[What the task requires]
Below are records; count how many of their lines contain the string "ALIEN", and give only that number.
*** Input for this task Section Begins ***
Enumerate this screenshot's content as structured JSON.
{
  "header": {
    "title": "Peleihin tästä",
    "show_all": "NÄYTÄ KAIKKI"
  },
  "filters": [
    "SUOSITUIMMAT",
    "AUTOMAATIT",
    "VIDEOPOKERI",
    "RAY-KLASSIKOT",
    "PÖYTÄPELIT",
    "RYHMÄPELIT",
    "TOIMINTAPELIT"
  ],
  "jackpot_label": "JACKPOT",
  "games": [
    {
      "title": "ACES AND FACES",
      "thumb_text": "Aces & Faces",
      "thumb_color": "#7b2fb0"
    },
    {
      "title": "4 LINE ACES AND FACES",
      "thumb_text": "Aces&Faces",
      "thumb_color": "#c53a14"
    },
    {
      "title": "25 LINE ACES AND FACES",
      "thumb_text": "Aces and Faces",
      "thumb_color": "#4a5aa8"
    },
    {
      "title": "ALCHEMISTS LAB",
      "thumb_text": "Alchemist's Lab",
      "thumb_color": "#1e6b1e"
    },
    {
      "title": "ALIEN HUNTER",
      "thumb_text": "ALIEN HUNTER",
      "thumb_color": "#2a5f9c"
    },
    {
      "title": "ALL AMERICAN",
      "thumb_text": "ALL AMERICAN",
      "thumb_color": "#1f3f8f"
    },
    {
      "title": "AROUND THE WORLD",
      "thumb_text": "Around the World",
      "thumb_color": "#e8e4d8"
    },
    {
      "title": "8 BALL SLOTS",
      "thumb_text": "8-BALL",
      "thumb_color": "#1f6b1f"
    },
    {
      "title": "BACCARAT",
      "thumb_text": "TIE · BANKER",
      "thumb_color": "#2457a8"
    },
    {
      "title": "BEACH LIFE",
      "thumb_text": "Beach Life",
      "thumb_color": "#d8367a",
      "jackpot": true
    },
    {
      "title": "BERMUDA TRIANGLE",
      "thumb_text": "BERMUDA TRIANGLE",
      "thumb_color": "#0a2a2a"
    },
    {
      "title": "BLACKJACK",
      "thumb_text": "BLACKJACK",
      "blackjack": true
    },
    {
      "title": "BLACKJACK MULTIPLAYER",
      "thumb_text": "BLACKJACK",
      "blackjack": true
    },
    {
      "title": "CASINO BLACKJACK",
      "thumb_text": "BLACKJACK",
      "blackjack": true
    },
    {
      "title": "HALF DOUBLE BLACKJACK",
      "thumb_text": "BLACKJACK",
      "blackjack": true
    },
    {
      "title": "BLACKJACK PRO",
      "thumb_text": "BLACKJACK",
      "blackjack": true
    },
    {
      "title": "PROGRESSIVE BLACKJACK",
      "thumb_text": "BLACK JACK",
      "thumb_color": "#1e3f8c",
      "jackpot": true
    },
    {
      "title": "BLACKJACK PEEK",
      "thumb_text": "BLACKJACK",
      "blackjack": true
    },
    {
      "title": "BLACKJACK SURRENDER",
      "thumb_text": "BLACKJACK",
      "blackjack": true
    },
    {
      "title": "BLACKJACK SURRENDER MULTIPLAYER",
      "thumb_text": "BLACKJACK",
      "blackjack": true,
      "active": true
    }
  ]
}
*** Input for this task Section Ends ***
[Answer box]
2